Keep a Cork in it: Stabilizing Sweet Wines for Bottling
If wine is not properly stabilized prior to bottling, microbes can grow and flocculate, as shown in this photo.
Residual sugar (RS) is an essential part of many wine styles, and in the northern varieties it can be especially useful. Depending on the titratable acidity and other characteristics, even “dry” wines may require a little RS to achieve a balanced mouthfeel. Sugar is food for people and microscopic organisms alike and in wine, unless steps are taken to ensure that the product is microbially stable, problems ranging from off-aromas to self-ejecting corks may appear.

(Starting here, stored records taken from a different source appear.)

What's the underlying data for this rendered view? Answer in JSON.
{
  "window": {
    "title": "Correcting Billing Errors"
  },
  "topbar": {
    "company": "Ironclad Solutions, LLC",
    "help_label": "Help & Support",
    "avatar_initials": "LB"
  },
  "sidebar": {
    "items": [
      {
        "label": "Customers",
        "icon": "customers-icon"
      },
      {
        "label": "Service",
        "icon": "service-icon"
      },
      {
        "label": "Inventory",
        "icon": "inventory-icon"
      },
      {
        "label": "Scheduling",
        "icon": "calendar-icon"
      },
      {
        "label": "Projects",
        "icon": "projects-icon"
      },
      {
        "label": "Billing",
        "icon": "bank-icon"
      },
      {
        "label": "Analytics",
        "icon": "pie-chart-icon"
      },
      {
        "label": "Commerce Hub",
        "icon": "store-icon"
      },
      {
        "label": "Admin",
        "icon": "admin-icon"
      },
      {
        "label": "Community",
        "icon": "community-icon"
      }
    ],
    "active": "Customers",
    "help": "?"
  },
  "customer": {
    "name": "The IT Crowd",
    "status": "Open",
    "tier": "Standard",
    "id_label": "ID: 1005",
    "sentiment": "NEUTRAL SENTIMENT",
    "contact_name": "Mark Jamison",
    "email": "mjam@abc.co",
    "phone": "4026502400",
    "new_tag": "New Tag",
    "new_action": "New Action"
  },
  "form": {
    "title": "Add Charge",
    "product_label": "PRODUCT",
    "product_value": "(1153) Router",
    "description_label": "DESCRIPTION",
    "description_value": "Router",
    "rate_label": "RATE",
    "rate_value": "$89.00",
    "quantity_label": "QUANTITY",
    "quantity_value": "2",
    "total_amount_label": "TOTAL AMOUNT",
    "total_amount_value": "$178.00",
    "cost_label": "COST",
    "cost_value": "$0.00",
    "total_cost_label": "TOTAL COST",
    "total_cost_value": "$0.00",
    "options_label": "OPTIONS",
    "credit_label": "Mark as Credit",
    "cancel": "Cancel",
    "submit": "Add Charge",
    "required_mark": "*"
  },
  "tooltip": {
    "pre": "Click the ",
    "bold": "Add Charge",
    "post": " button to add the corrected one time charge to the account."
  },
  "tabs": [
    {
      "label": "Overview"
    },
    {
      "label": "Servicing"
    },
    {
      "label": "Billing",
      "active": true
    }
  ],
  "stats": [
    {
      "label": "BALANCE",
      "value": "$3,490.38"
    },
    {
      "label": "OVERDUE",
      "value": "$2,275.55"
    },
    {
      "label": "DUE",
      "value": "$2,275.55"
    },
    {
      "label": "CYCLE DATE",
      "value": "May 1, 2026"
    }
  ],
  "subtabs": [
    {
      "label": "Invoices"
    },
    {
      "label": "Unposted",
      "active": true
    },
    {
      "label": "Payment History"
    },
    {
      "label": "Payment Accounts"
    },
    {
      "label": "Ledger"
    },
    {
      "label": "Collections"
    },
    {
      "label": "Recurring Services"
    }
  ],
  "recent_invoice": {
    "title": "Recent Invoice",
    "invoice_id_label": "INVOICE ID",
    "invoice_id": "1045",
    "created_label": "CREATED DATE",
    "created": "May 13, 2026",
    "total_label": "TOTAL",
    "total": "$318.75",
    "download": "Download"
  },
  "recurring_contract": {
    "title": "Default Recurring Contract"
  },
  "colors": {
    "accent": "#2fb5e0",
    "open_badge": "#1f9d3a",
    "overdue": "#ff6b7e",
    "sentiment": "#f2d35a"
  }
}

Chris Gerling, extension associate in Cornell University’s extension enology lab, gave the Northern Grapes Project Webinar “Keep a Cork in it: Stabilizing Sweet Wines for Bottling,” in May of 2012, and discussed principles of filtration and other chemical & microbiological means of inhibiting or killing spoilage organisms, as well as the various costs and benefits.
Questions and Answers from the post-webinar survey – lots of good, detailed information here.
“Equipment for Small Wineries,” also by Chris Gerling, published in Vol. 3, Issue 2 of Northern Grapes News (p. 6-9). While much of the information in this article doesn’t directly pertain to wine stability, the article has a lot of good information about filters.
Chrislyn A. Particka, PhD
Extension Support Specialist
Department of Horticultural Sciences
630 W. North Street
Geneva, NY 14456